When You Eat Sugar, a Giant Factory Goes to Work in Your Body
If you happen to eat food that contains more sugar than you need, what prevents a rise of sugar in your blood?
1. First of all, cells in your pancreas locate and isolate the sugar molecules, out of hundreds of other molecules in the blood. In addition, it decides whether the number of these molecules is too great or too small—that is, they are effectively counted. Tiny cells that you can't even see with your naked eye, that have no eyes, brains or hands, can calculate the number of sugar molecules in the blood plasma—this is certainly something worth thinking about!
2. If these pancreas cells determine that the blood contains too many sugar molecules, they decide to store this extra sugar. They cannot carry out this storage process themselves, however, stimulate other cells located very far away to do this for them.
3. But these distant cells will not store sugar unless they receive an order to do so. So the pancreatic cells release a hormone that tells these distant cells to start storing sugar. The formula for this hormone, which we call insulin, is encoded in the DNA of the pancreas cells since they were first formed.
4. Next, special enzymes, or worker proteins found in the pancreatic cells read this formula, then begin producing insulin according to its directions. To effect this synthesis, hundreds of different enzymes go at work on different tasks.
5. The synthesized insulin is then dispatched to the target cells, through the blood—which is the most reliable and speedy manner.
6. Other cells that read the insulin's order to store sugar obey this command without fail. Gateways open up, allowing the sugar molecules to pass through into the cells.
7. These gateways don't open up indiscriminately, however. Out of the hundreds of different molecules in the blood, storage cells isolate, capture, and take in only sugar molecules.
8. Under no circumstances do the cells disobey the orders that reach them. They don't misread the order, or try to capture other molecules, or try to store more sugar than they need to. They work with great discipline.
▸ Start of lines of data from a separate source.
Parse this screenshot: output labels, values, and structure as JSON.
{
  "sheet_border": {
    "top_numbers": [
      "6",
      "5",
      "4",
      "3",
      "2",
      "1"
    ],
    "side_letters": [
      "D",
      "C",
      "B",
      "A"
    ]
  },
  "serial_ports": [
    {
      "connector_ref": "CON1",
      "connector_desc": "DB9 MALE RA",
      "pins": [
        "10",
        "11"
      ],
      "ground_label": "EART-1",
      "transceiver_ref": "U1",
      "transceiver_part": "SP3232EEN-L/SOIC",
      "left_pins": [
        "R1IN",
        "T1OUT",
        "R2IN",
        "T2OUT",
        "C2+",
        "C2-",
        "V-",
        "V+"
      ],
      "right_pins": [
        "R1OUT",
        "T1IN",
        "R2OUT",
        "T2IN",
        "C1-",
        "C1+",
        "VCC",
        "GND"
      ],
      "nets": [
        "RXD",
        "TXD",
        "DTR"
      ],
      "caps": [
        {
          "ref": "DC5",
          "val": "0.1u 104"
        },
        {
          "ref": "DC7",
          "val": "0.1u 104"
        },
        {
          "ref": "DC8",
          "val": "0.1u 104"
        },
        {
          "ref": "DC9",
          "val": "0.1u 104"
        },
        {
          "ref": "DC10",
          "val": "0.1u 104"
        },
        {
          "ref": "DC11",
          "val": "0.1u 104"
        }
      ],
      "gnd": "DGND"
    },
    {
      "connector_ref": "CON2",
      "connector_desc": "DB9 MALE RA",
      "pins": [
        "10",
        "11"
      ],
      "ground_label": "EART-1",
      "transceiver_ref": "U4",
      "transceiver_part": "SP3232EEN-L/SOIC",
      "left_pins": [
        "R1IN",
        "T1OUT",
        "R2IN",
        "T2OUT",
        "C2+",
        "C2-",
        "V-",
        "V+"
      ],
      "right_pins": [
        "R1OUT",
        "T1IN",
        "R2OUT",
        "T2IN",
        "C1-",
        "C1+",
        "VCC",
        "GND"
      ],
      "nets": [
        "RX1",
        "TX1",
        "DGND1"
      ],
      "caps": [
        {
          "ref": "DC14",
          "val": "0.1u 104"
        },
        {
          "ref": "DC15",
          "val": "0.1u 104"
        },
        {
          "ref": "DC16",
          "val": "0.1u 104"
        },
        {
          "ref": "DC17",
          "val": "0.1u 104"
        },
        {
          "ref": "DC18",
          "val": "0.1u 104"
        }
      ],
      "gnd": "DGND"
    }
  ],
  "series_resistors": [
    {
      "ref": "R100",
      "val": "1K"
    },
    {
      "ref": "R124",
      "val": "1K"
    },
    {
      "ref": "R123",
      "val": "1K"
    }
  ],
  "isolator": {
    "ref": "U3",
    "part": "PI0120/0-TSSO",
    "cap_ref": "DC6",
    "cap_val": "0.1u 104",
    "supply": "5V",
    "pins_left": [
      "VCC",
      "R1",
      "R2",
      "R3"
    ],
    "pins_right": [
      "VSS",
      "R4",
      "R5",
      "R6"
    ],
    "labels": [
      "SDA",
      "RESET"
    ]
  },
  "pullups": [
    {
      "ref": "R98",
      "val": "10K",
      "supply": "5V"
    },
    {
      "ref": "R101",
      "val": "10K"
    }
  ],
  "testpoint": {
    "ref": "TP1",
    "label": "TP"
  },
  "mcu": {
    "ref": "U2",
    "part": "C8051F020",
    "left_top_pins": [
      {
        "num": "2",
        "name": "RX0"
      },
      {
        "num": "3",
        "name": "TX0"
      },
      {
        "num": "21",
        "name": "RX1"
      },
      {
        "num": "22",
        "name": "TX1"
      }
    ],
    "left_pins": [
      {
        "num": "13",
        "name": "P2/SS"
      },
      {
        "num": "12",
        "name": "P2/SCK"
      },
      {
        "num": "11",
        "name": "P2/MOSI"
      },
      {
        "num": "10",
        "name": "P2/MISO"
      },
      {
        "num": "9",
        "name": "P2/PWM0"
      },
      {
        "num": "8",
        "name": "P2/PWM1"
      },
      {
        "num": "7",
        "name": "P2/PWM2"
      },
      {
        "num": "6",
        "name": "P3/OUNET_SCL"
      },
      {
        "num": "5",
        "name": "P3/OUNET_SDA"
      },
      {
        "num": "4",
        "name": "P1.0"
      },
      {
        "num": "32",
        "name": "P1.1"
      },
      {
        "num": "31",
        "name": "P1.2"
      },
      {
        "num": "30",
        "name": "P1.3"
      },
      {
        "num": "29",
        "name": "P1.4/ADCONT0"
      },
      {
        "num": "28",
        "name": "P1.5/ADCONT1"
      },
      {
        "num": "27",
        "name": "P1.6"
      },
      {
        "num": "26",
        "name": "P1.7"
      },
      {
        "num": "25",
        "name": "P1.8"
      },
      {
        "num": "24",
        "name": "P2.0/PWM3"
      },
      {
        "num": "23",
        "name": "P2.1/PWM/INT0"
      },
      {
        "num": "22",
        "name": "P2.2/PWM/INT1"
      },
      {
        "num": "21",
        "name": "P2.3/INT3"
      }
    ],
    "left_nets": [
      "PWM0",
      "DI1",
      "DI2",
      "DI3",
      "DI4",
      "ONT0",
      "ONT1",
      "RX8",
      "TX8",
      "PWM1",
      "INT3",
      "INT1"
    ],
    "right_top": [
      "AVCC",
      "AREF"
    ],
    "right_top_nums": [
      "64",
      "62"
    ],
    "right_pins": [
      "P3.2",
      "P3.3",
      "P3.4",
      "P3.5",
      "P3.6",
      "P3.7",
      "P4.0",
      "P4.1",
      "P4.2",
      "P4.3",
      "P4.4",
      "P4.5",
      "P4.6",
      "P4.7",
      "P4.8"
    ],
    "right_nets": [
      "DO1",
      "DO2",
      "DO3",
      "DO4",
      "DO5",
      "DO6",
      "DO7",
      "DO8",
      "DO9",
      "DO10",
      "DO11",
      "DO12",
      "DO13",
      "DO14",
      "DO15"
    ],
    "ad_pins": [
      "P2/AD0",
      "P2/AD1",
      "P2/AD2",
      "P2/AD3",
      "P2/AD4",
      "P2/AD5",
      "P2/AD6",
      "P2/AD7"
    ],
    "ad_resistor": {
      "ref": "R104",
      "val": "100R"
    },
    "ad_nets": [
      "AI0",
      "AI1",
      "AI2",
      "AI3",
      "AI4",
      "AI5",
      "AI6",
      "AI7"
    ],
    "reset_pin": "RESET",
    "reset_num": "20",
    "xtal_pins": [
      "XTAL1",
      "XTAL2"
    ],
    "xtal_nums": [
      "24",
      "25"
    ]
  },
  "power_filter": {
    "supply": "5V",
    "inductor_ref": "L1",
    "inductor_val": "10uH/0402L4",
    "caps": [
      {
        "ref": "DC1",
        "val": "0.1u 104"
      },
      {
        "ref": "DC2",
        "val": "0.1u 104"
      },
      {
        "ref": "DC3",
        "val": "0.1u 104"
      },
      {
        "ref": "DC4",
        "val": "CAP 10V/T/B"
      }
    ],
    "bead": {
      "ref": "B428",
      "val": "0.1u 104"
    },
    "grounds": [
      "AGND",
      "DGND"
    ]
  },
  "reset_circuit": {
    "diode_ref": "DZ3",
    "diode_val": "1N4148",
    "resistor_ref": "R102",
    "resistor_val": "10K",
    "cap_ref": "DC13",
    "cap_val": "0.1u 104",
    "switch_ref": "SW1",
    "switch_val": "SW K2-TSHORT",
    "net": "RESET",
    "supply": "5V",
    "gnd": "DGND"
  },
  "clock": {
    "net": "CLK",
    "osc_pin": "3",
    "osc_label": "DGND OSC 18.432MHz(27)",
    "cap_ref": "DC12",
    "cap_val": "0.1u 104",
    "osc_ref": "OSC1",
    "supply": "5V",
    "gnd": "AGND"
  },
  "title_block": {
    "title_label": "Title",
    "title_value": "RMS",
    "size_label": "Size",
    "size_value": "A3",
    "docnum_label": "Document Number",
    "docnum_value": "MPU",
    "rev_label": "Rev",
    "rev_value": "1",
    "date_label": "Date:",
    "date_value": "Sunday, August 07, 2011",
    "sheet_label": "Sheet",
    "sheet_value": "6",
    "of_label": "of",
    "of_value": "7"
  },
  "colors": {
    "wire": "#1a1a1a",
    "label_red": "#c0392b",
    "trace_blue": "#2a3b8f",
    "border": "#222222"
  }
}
When you drink tea that has too much sugar in it, this extraordinary system goes into action and stores the excess. If this system were not working, your blood sugar level would rise to the point that you would slip into a coma and die. This is such a perfect system that if need arises, it works in exactly the opposite direction. If your blood sugar level falls below normal, the pancreas produces a completely different hormone called glucagon, which sends a "Release sugar into the blood" command to those same cells that had stored it previously, and these cells obey.
How is it that these cells, possessing no brain, nervous system, eyes, or ears, can carry out such fine calculations and perform them so perfectly? How can this unconscious tissue, the products of protein and fat, carry out amazing functions that even people cannot? What is the source of the obviously great consciousness displayed by these unconscious molecules? All these events are evident signs of the existence and power of God, Who is Ruler over the whole universe and all creatures.
A. Transport protein B. Outside C. Glucose molecule D. Cell membrane E.Inside F. Sac G.Insulin receptor region I.Nucleus H.Insulin molecule
When insulin binds to a receptor in the cell membrane (1), special proteins in the cell (2) go into action. This is a signal to glucose transporters. In addition, there are glucose sacs in the inner part of the cell (3). Some are close to the cell membrane (4). On receiving the signal, these sacs move towards the cell membrane and fuse with it (5), exposing the glucose transporters(6). With the increase in the number of transport proteins that take glucose into the cell, the glucose level in the blood drops and less insulin is produced. A short while later, a portion of the cell membrane, together with the transport proteins, curls around towards the inside of the cell (7), forming a vesicle (8). Moving toward the middle of the cell, it combines with the endosome (9). Here, once new sacs are formed, it awaits a new signal (10), and the Sprocess continues.